Finding your car is gone, when you return to a parking spot is every driver’s worst fear. According to the National Insurance Crime Bureau (NICB), auto theft appears to have increased considerably in 2020 ending a two-year trend of decreasing auto thefts. In 2021, car theft is still one of the most common crimes throughout the country. Do you know what to do if your car is stolen? Here are some major steps to take to ensure that you reported a stolen car to your local authorities and insurance provider correctly.
What to do immediately after your car is stolen
One of the first steps you should take is to report the theft as soon as you can. The sooner you report the theft to the police, the sooner they can start tracking it — and the sooner you’ll have a police report to send to your insurance carrier.
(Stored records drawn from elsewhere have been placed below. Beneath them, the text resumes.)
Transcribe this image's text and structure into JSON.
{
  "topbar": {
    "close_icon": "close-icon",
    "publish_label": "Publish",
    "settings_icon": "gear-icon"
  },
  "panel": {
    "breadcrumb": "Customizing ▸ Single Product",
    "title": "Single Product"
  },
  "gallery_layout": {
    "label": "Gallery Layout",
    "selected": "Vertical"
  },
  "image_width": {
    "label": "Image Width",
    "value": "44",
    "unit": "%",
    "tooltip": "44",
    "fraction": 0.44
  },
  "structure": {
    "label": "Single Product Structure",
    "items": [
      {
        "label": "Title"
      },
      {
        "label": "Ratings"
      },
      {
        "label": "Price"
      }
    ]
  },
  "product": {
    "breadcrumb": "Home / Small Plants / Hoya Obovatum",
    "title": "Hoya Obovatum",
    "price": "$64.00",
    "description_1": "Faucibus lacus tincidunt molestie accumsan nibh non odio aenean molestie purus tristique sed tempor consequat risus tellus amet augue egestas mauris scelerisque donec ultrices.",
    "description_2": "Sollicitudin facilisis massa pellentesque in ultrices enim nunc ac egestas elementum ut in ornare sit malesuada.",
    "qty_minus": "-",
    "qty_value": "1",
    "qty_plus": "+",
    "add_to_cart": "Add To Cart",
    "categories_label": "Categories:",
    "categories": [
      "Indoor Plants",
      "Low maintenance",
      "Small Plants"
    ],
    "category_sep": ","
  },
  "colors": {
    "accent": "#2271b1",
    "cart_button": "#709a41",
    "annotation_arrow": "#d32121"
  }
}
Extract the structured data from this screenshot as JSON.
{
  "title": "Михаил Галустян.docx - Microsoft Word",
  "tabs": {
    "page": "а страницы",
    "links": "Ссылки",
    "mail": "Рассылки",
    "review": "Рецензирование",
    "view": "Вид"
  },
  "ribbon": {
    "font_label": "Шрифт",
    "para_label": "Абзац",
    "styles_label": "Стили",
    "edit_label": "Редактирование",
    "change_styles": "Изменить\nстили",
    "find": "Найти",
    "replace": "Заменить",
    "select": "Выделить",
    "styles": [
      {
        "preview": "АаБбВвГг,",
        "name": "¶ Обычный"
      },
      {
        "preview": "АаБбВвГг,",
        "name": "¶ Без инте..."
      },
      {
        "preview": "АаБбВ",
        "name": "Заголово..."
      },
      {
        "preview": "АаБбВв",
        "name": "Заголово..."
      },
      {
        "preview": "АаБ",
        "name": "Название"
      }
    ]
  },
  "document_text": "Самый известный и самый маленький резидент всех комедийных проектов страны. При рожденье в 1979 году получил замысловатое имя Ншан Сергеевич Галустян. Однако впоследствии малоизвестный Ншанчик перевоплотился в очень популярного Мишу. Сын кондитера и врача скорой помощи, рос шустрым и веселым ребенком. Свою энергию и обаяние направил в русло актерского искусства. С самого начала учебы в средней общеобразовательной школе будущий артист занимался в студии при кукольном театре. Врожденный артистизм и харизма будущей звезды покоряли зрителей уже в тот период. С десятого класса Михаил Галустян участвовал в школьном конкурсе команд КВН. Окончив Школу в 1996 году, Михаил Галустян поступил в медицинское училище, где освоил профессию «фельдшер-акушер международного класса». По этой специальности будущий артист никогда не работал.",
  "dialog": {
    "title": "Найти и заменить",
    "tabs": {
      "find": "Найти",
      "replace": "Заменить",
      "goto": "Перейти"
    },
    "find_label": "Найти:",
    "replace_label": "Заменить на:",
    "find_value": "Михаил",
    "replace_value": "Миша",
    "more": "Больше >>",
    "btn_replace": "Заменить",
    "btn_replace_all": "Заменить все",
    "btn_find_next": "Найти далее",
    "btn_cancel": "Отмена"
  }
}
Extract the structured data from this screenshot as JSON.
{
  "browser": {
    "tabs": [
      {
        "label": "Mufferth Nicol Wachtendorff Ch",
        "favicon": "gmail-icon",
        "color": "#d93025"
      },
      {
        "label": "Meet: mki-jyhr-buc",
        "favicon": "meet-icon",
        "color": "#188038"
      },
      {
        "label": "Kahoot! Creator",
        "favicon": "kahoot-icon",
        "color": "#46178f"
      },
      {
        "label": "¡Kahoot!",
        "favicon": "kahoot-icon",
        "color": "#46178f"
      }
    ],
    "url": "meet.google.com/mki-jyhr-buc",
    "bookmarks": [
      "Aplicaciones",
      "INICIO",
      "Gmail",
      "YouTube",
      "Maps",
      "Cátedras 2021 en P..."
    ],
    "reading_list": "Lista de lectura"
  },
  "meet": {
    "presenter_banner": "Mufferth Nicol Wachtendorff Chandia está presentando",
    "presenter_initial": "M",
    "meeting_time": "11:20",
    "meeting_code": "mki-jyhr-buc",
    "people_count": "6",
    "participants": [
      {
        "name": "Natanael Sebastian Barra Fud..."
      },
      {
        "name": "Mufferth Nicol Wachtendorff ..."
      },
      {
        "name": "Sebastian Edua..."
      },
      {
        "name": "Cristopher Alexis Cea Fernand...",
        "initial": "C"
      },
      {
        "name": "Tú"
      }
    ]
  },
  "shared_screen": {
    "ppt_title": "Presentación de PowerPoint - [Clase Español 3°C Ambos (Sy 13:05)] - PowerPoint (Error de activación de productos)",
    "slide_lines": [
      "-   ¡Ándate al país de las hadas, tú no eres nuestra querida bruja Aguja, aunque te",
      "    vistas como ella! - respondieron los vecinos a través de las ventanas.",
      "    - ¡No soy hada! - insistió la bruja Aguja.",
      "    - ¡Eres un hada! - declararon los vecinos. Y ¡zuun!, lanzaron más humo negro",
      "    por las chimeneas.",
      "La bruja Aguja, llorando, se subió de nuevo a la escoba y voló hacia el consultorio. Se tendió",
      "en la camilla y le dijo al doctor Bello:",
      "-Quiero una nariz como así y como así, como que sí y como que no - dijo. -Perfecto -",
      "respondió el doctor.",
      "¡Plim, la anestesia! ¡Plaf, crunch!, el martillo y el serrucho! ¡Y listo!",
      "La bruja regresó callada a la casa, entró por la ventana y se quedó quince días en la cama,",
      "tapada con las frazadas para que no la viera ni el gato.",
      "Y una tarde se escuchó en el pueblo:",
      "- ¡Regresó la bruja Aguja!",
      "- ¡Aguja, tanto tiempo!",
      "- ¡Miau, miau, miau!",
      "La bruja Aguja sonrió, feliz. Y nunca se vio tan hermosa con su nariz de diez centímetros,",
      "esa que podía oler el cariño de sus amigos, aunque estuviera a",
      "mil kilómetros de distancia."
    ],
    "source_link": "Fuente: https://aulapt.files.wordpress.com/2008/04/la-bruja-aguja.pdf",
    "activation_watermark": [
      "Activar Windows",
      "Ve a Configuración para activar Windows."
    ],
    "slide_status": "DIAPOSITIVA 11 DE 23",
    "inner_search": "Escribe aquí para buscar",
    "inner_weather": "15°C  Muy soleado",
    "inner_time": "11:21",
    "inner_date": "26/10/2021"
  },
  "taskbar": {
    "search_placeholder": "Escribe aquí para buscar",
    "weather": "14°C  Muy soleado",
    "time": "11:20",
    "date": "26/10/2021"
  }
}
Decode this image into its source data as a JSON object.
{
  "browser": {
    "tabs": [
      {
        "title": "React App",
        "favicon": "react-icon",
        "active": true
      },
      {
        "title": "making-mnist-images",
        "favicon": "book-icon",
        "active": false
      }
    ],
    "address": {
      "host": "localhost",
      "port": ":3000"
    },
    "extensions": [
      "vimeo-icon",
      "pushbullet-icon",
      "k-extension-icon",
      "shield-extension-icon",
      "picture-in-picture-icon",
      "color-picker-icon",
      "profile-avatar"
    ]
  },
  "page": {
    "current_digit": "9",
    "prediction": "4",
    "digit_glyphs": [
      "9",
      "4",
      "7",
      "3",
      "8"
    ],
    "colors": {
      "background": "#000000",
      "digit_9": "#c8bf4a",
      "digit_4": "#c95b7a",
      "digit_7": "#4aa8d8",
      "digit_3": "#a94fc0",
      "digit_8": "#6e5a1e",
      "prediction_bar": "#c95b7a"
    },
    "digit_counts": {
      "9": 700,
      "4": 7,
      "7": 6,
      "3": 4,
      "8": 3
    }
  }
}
When filling out a report, you’ll have to provide some basic information about your car including the make and model, license plate number, your vehicle identification number (VIN), and any details you can provide about any installed GPS or tracking system. Typically, auto insurance covers theft depending on the specifics of the policy. Regardless of your coverage, you should report a stolen car to your insurance provider as well. There is a high probability that a VIN number decoder will be used to find out more details about the car.
What is the probability of getting a stolen car returned?
While about 20% of stolen cars are returned nationwide, the odds of getting your car back vary widely from region to region. Drivers in the Midwest are the most likely to see their cars again, with 24% of cars being returned. Meanwhile, only 15% of the cars in the Northeast are returned to their owners. However, if you have a “smart” car connected to wifi, either through a built-in system or a device you installed, that may increase your chances of finding the car. Teslas, for example, which have an app-accessible tracking tool, have an extremely high recovery rate throughout the U.S.
Does auto insurance cover theft?
Depending on your insurance, your policy may cover theft. Optionally, if you have a home, renters, or condo insurance, you may also be covered for any items that were in your vehicle when it was stolen. Typically, insurers don’t reimburse for the full amount. They pay out what’s called the actual cash value, which is likely less than what you paid for the car. This can be a problem if you lease your car or owe money on it. For that reason, there are some extra coverages that could help you to make up the difference. You can use gap insurance or replacement cost coverage. For example, gap insurance is an additional type of coverage that will pay out the difference between the ACV and whatever you still owe on a lease or a loan.
What if your car is missing but not actually stolen?
If you parked illegally, owe money on parking tickets, or have some other violations, it’s possible that your car was towed to an impound lot. Before filing a police report, check to see if your car was impounded with a ClearVin report. Also, depending on where you are, your city or town may have a hotline or an online tool that will let you look up if they towed a vehicle if you have the license plate number, and give you instructions to retrieve it.
Even if your stolen vehicle is returned, unfortunately, it doesn’t mean all your problems are solved. Most likely, it won’t come back in the same condition. If whoever stole the car didn’t strip it for parts, they may have trashed the interior. Once it’s recovered always give your car a thorough, careful check, including a car VIN lookup, to ensure that nothing dangerous or illegal has been left inside.